MUSIC Ghetto blasters and city slickers
Towards the Millenium Birmingham
Wednesday 08 March 1995
Set against so uncompromising a vision, the Czech composer Pavel Haas's Study for Strings came over as an oasis of lyricism. Though written in the "paradise ghetto" of Terezin, whence Haas was transported to his death in Auschwitz, the Study is blithely abstract, strangely shaped and rich in good humour. There is more than a hint of Haas's teacher Janacek, alongside references to Dvorak's Requiem, as well as, more interestingly, a clear affinity, in the sprung rhythms and exultant tonality of the conclusion, with Tippett's Double String Concerto - a curious crossing of inspiration between men who surely knew nothing of each other.
Tippett himself was represented by a broad performance of A Child of Our Time. Meditative rather than dramatic, Simon Rattle's handling of the structure allowed the pivotally placed spirituals their full impact. The down side came in the more rapid numbers, where the chorus failed to move with a flexibility adequate to the depiction of terror.
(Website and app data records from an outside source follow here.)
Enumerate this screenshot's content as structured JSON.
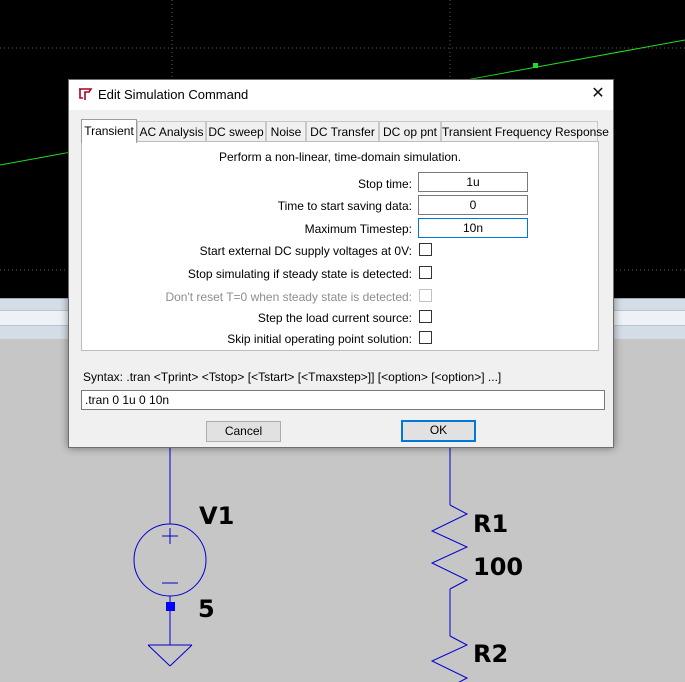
{
  "dialog": {
    "title": "Edit Simulation Command",
    "close_glyph": "✕",
    "tabs": [
      {
        "label": "Transient",
        "active": true
      },
      {
        "label": "AC Analysis"
      },
      {
        "label": "DC sweep"
      },
      {
        "label": "Noise"
      },
      {
        "label": "DC Transfer"
      },
      {
        "label": "DC op pnt"
      },
      {
        "label": "Transient Frequency Response"
      }
    ],
    "description": "Perform a non-linear, time-domain simulation.",
    "fields": [
      {
        "label": "Stop time:",
        "value": "1u"
      },
      {
        "label": "Time to start saving data:",
        "value": "0"
      },
      {
        "label": "Maximum Timestep:",
        "value": "10n"
      }
    ],
    "options": [
      {
        "label": "Start external DC supply voltages at 0V:",
        "checked": false,
        "disabled": false
      },
      {
        "label": "Stop simulating if steady state is detected:",
        "checked": false,
        "disabled": false
      },
      {
        "label": "Don't reset T=0 when steady state is detected:",
        "checked": false,
        "disabled": true
      },
      {
        "label": "Step the load current source:",
        "checked": false,
        "disabled": false
      },
      {
        "label": "Skip initial operating point solution:",
        "checked": false,
        "disabled": false
      }
    ],
    "syntax": "Syntax:  .tran <Tprint> <Tstop> [<Tstart> [<Tmaxstep>]] [<option> [<option>] ...]",
    "command": ".tran 0 1u 0 10n",
    "buttons": {
      "cancel": "Cancel",
      "ok": "OK"
    }
  },
  "schematic": {
    "source_name": "V1",
    "source_value": "5",
    "resistor1_name": "R1",
    "resistor1_value": "100",
    "resistor2_name": "R2"
  },
  "colors": {
    "plot_background": "#000000",
    "trace": "#22dd22",
    "wire": "#0000cc",
    "schematic_background": "#c6c6c6",
    "dialog_background": "#f0f0f0",
    "focus_accent": "#0078d7"
  }
}
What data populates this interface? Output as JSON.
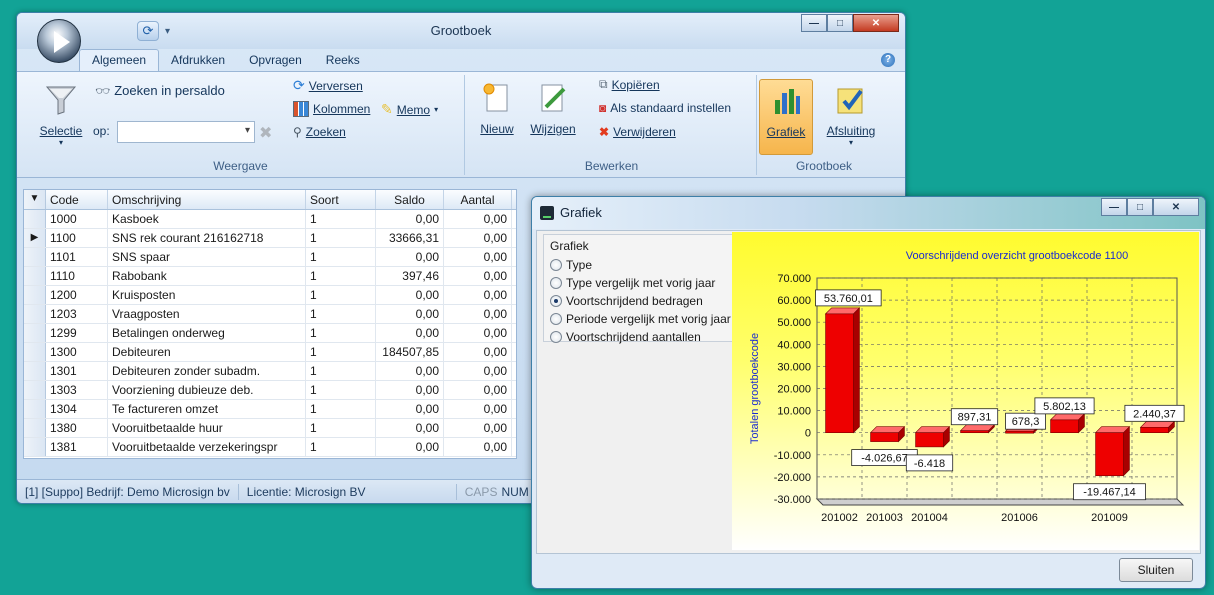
{
  "main": {
    "title": "Grootboek",
    "tabs": [
      "Algemeen",
      "Afdrukken",
      "Opvragen",
      "Reeks"
    ],
    "weergave": {
      "selectie": "Selectie",
      "zoeken_in_persaldo": "Zoeken in persaldo",
      "op_label": "op:",
      "verversen": "Verversen",
      "kolommen": "Kolommen",
      "memo": "Memo",
      "zoeken": "Zoeken",
      "group_label": "Weergave"
    },
    "bewerken": {
      "nieuw": "Nieuw",
      "wijzigen": "Wijzigen",
      "kopieren": "Kopiëren",
      "als_standaard": "Als standaard instellen",
      "verwijderen": "Verwijderen",
      "group_label": "Bewerken"
    },
    "grootboek": {
      "grafiek": "Grafiek",
      "afsluiting": "Afsluiting",
      "group_label": "Grootboek"
    },
    "grid": {
      "headers": [
        "Code",
        "Omschrijving",
        "Soort",
        "Saldo",
        "Aantal"
      ],
      "rows": [
        {
          "code": "1000",
          "desc": "Kasboek",
          "soort": "1",
          "saldo": "0,00",
          "aantal": "0,00"
        },
        {
          "code": "1100",
          "desc": "SNS rek courant 216162718",
          "soort": "1",
          "saldo": "33666,31",
          "aantal": "0,00"
        },
        {
          "code": "1101",
          "desc": "SNS spaar",
          "soort": "1",
          "saldo": "0,00",
          "aantal": "0,00"
        },
        {
          "code": "1110",
          "desc": "Rabobank",
          "soort": "1",
          "saldo": "397,46",
          "aantal": "0,00"
        },
        {
          "code": "1200",
          "desc": "Kruisposten",
          "soort": "1",
          "saldo": "0,00",
          "aantal": "0,00"
        },
        {
          "code": "1203",
          "desc": "Vraagposten",
          "soort": "1",
          "saldo": "0,00",
          "aantal": "0,00"
        },
        {
          "code": "1299",
          "desc": "Betalingen onderweg",
          "soort": "1",
          "saldo": "0,00",
          "aantal": "0,00"
        },
        {
          "code": "1300",
          "desc": "Debiteuren",
          "soort": "1",
          "saldo": "184507,85",
          "aantal": "0,00"
        },
        {
          "code": "1301",
          "desc": "Debiteuren zonder subadm.",
          "soort": "1",
          "saldo": "0,00",
          "aantal": "0,00"
        },
        {
          "code": "1303",
          "desc": "Voorziening dubieuze deb.",
          "soort": "1",
          "saldo": "0,00",
          "aantal": "0,00"
        },
        {
          "code": "1304",
          "desc": "Te factureren omzet",
          "soort": "1",
          "saldo": "0,00",
          "aantal": "0,00"
        },
        {
          "code": "1380",
          "desc": "Vooruitbetaalde huur",
          "soort": "1",
          "saldo": "0,00",
          "aantal": "0,00"
        },
        {
          "code": "1381",
          "desc": "Vooruitbetaalde verzekeringspr",
          "soort": "1",
          "saldo": "0,00",
          "aantal": "0,00"
        }
      ],
      "selected_row": 1
    },
    "status": {
      "company": "[1] [Suppo] Bedrijf: Demo Microsign bv",
      "license": "Licentie: Microsign BV",
      "caps": "CAPS",
      "num": "NUM"
    }
  },
  "dialog": {
    "title": "Grafiek",
    "group_title": "Grafiek",
    "options": [
      {
        "label": "Type",
        "checked": false
      },
      {
        "label": "Type vergelijk met vorig jaar",
        "checked": false
      },
      {
        "label": "Voortschrijdend bedragen",
        "checked": true
      },
      {
        "label": "Periode vergelijk met vorig jaar",
        "checked": false
      },
      {
        "label": "Voortschrijdend aantallen",
        "checked": false
      }
    ],
    "close_button": "Sluiten"
  },
  "chart_data": {
    "type": "bar",
    "title": "Voorschrijdend overzicht grootboekcode 1100",
    "ylabel": "Totalen grootboekcode",
    "xlabel": "",
    "ylim": [
      -30000,
      70000
    ],
    "yticks": [
      "70.000",
      "60.000",
      "50.000",
      "40.000",
      "30.000",
      "20.000",
      "10.000",
      "0",
      "-10.000",
      "-20.000",
      "-30.000"
    ],
    "ytick_values": [
      70000,
      60000,
      50000,
      40000,
      30000,
      20000,
      10000,
      0,
      -10000,
      -20000,
      -30000
    ],
    "values": [
      53760.01,
      -4026.67,
      -6418,
      897.31,
      678.3,
      5802.13,
      -19467.14,
      2440.37
    ],
    "value_labels": [
      "53.760,01",
      "-4.026,67",
      "-6.418",
      "897,31",
      "678,3",
      "5.802,13",
      "-19.467,14",
      "2.440,37"
    ],
    "x_tick_labels": [
      {
        "index": 0,
        "label": "201002"
      },
      {
        "index": 1,
        "label": "201003"
      },
      {
        "index": 2,
        "label": "201004"
      },
      {
        "index": 4,
        "label": "201006"
      },
      {
        "index": 6,
        "label": "201009"
      }
    ],
    "bar_color": "#ee0000",
    "grid": true
  }
}
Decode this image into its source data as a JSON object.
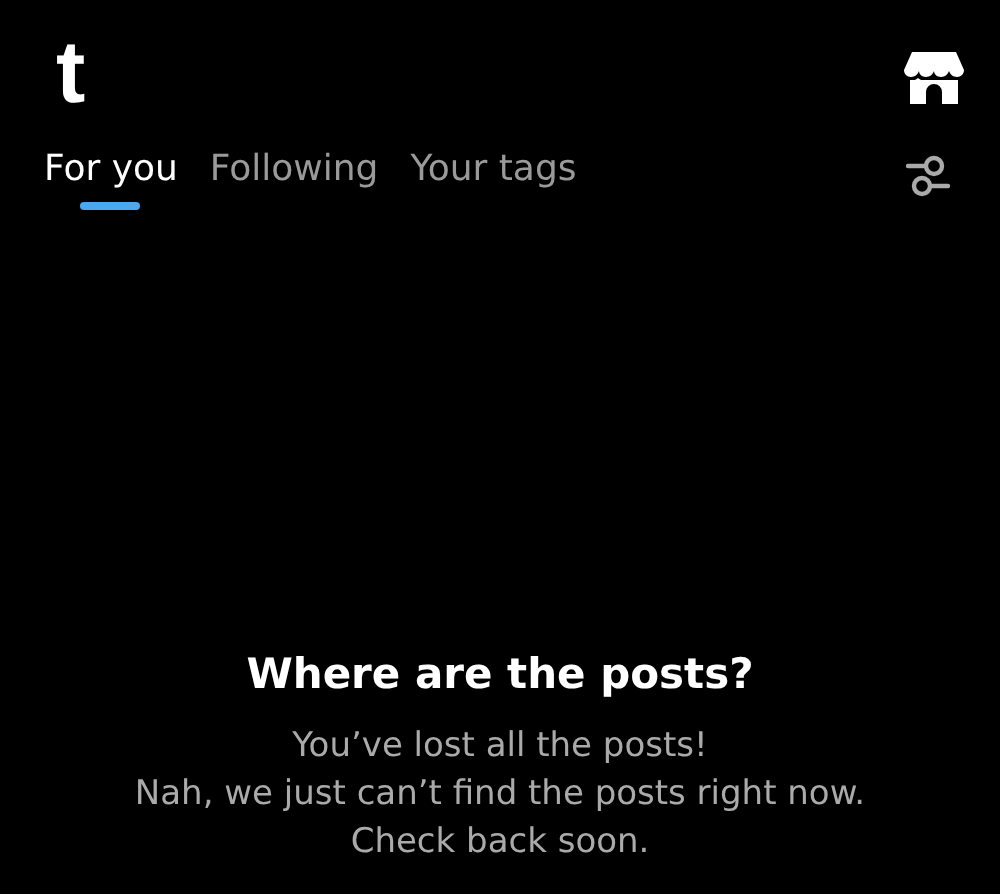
{
  "logo": "t",
  "tabs": [
    {
      "label": "For you",
      "selected": true
    },
    {
      "label": "Following",
      "selected": false
    },
    {
      "label": "Your tags",
      "selected": false
    }
  ],
  "empty_state": {
    "title": "Where are the posts?",
    "lines": [
      "You’ve lost all the posts!",
      "Nah, we just can’t find the posts right now.",
      "Check back soon."
    ]
  }
}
On Sunday, the Birmingham Contemporary Music Group also turned its attention to the Forties with Messiaen's Quartet for the End of Time and Stravinsky's Mass. In between came the premiere of Judith Weir's Musicians Wrestle Everywhere, a 13-minute concerto for 10 instruments. The title is taken from an Emily Dickinson poem rich in images of the music around us; and Weir's inspiration derives from an Ivesian desire to capture the sounds of a city - or, in her case, SE17.
The musical frame - a catchy, frequently shifting ostinato - also had an American tinge. If the harmony hardly seemed to have stirred from the 1940s of Stravinsky's Mass, blasts of invigorating instrumental sounds and easily apprehended melody combined to produce a popular success. Given the apparent richness of source material from which the work sprang, however, it didn't seem to offer a great deal of variety.
game of thrones reviewWarning: spoilers
North London meets The Exorcist in eerie suburban drama
Filming to begin on two new series due to be aired on Dave from next year
Arts & Ents blogs
- 1 Oxygen-starved 'dead zones' with no marine life up to 100-miles long discovered in the Atlantic Ocean
- 2 The man who filmed the Freddie Gray video has been arrested at gunpoint
- 3 Indonesia executions: Death row British grandmother Lindsay Sandiford will refuse to wear a blindfold when she faces firing squad
- 4 How the language you speak changes your view of the world
- 5 Tory activist asked to step down after Labour candidate Rupa Huq is 'manhandled' while questioning Boris Johnson on the campaign trail
The C-Word - review: Sheridan Smith shines in a warm, honest adaptation of Lisa Lynch's book about living with cancer
X-Men Apocalypse: First look at Jubilee and Jean Grey played by Game of Thrones star Sophie Turner
American Horror Story: Hotel Angela Bassett set to make 'lots of trouble' with Lady Gaga in season 5
Game of Thrones season 5 episode 4 - review: Sansa is in danger of becoming another footnote in Westeros' bloody history
Adam Sandler's The Ridiculous Six: Make-up 'used to darken skin of actors to make them look Native American'
Over 50,000 families shipped out of London boroughs in the past three years due to welfare cuts and soaring rents
EU asylum policy is 'a direct threat to our civilisation', says Nigel Farage
The Rothschild Libel: Why has it taken 200 years for an anti-Semitic slur that emerged from the Battle of Waterloo to be dismissed?
General Election 2015: SNP and its activists 'openly racist' towards the English, Farage says
General Election 2015: UK will be 'run for the wealthy and powerful' if Tories retain power, Labour warns
Schools forced to act as 'miniature welfare states' with teachers buying underwear and even haircuts for poor pupils